King Henry VIII
Henry VIII is mainly remembered for the break with Rome. The reasons for this were not essentially religious, but economic, political and personal. The king needed money: he had established a magnificient court on the Renaissance model which cost enormous sums, and was well aware that the church owned large estates, and the monasteries container real treasures in gold and silver metalwork, jewellery and libraries. In addition, people had to pay taxes to the Church, thus reducing the Crown’s own incombe. Moreover, the power of the Church in England was great, and was not subject to the authority of the king. Finally, he wanted the Pope to annul his marriage in order to be able to marry Anne Boleyn. The Pope, who needed the support of Charles V against the Lutherans in Germany, denied the request and Henry with the support of the Parliament, proclaimed himself the Head of the church of England (Act of Supremacy, 1534). Several acts of Parliament were passed to define the legislative aspects of this important step; one of them, the Treasure Act, charged with high treason those who denied the king’s supremacy, and it was in name of this act that Henry sent his chancellor Thomas More to his death in 1535.

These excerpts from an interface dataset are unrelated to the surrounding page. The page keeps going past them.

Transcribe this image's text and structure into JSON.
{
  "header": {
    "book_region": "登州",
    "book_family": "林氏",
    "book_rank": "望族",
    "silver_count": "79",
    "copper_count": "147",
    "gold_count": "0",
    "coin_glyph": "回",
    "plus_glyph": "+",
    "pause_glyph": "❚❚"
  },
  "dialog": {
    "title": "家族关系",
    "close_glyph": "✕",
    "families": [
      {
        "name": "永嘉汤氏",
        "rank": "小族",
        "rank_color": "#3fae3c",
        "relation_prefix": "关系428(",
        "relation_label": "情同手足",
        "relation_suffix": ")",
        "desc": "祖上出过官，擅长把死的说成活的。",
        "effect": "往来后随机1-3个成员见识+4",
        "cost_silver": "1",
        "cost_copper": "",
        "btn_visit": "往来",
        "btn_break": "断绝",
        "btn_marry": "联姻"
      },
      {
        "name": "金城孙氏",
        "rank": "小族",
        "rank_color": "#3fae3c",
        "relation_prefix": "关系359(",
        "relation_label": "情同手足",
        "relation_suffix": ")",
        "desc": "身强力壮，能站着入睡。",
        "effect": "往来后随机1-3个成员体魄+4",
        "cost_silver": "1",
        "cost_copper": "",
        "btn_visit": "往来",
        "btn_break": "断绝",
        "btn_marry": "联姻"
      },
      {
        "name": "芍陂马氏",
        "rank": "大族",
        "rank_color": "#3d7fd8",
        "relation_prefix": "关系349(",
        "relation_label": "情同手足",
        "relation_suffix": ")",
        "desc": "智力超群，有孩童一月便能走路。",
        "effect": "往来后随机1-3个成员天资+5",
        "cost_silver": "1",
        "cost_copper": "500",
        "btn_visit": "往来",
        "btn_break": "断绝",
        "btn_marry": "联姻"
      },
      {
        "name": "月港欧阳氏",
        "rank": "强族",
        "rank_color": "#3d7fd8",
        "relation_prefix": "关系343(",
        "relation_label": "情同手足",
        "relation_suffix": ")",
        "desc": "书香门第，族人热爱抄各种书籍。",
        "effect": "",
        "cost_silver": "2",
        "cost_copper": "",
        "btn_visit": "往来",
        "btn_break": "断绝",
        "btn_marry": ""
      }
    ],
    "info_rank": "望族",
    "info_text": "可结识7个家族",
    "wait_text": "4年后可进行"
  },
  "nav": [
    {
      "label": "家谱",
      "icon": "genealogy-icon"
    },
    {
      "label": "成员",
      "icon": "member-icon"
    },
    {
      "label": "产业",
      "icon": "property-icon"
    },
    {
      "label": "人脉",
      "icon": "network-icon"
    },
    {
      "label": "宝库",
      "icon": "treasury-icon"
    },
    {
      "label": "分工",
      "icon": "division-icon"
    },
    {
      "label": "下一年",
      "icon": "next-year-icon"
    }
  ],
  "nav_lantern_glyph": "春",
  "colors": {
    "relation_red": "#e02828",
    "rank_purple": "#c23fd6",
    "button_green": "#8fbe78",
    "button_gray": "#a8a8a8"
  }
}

The king married six times; his first wife, Catherine of Argon, gave him a daughter, Mary; Anne Boelyn gave birth to Elizabeth, and it was only the third of his wives who gave him a male heir, Edward, who succeded him but died after a few years. Then Mary became queen; she tried to restore Catholicism and harshly persecuted Protestants (nearly three hundred of them were burnt at the stake), thus creating a deep-rooted, fierced hatred of Roman Catholicism amongst the English.